Klein has no regrets about switching from ballet to theater, though when the holidays roll around, she does miss doing The Nutcracker since it had become a regular part of her life. She was in it every December from the time she was 8 through her brief tenure with Nashville Ballet (other ballets she was in there include Dracula, Peter and the Wolf and Serenade). And though being in a ballet troupe meant dancing a varied repertoire as opposed the same show every night working in theater, the day-to-day schedule was more of a grind: "You're in your pointe shoes just dancing all day." The pay's much better on Broadway, she adds.

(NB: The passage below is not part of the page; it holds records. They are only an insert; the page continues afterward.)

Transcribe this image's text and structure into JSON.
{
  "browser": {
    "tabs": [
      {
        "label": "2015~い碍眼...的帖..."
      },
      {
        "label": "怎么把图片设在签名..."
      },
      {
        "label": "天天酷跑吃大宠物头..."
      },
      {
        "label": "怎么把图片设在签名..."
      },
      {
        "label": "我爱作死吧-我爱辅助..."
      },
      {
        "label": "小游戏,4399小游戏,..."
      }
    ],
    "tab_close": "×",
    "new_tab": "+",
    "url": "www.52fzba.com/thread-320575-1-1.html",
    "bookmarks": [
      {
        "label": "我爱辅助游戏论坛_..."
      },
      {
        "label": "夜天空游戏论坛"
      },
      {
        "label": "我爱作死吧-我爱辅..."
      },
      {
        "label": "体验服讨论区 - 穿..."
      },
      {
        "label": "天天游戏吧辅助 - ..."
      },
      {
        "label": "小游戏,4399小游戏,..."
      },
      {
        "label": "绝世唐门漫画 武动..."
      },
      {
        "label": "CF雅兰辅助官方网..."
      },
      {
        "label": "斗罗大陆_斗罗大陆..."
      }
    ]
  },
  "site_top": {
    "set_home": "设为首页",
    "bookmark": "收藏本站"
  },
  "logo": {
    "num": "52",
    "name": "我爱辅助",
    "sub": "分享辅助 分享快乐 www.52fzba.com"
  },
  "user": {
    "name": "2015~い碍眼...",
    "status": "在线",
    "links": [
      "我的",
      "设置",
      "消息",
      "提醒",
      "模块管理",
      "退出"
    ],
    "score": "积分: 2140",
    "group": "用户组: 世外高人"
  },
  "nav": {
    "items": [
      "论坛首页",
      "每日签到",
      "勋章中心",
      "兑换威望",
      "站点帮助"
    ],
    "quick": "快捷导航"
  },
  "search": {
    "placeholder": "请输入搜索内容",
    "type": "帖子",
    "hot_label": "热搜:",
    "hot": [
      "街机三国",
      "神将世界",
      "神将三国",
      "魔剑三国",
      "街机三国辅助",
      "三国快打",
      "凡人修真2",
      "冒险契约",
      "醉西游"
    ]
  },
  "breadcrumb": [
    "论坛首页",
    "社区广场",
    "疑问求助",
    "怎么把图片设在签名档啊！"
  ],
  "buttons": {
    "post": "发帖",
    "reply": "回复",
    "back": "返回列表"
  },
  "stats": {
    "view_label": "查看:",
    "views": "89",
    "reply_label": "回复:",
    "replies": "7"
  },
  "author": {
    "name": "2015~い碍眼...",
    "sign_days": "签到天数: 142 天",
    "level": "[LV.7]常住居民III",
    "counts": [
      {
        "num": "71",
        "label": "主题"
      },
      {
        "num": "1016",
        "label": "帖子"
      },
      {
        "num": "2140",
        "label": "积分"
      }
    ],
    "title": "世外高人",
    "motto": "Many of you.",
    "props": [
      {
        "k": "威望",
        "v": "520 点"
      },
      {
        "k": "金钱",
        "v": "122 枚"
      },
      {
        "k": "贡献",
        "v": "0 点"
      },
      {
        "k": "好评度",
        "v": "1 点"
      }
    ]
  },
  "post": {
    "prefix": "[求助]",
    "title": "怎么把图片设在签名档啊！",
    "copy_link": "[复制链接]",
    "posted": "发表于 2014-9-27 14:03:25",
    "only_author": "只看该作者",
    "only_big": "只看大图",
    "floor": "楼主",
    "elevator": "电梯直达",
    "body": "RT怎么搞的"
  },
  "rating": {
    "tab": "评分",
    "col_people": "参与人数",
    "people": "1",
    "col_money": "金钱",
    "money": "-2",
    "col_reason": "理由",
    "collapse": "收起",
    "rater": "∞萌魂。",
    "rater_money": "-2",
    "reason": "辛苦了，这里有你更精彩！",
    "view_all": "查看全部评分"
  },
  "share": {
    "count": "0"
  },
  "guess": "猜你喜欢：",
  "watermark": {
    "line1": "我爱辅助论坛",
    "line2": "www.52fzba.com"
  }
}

Last year Klein had three regional theater gigs lined up when she was called in for Phantom's Broadway company. She gave up the roles of Louise in Carousel at Pittsburgh Civic Light Opera, Zaneeta in The Music Man at Atlanta's Theater of the Stars, and a student in Fame at North Shore to join Phantom on its homestretch into the record books. Between her upcoming marriage and the apartment in Weehawken, N.J., that she just purchased three months ago, Klein seems about ready to abandon the itinerant dancing life and keep her career in New York.
One job here that she fervidly pursued eluded her when Movin' Out closed on Broadway in December. The bookless Twyla Tharp production, which Klein calls "my dream show," employed mostly ballet dancers (it's still touring). She's had about half a dozen callbacks for it. But she did get another job last year: ballet dancing in an American Express commercial that aired during the U.S. Open (and was filmed on the Brooklyn Bridge at 4 in the morning). The ad campaign revolved around Andy Roddick's "mojo"—i.e., activities he'd pay for with AmEx—but unfortunately had to be yanked from the air early after Roddick lost in the first round.
Middle photo: Kara, center, dances the "Hannibal" ballet in Phantom; bottom photo: Kara, right, playing Meg Giry, with Sandra Joseph as Christine. [Phantom photos by Joan Marcus]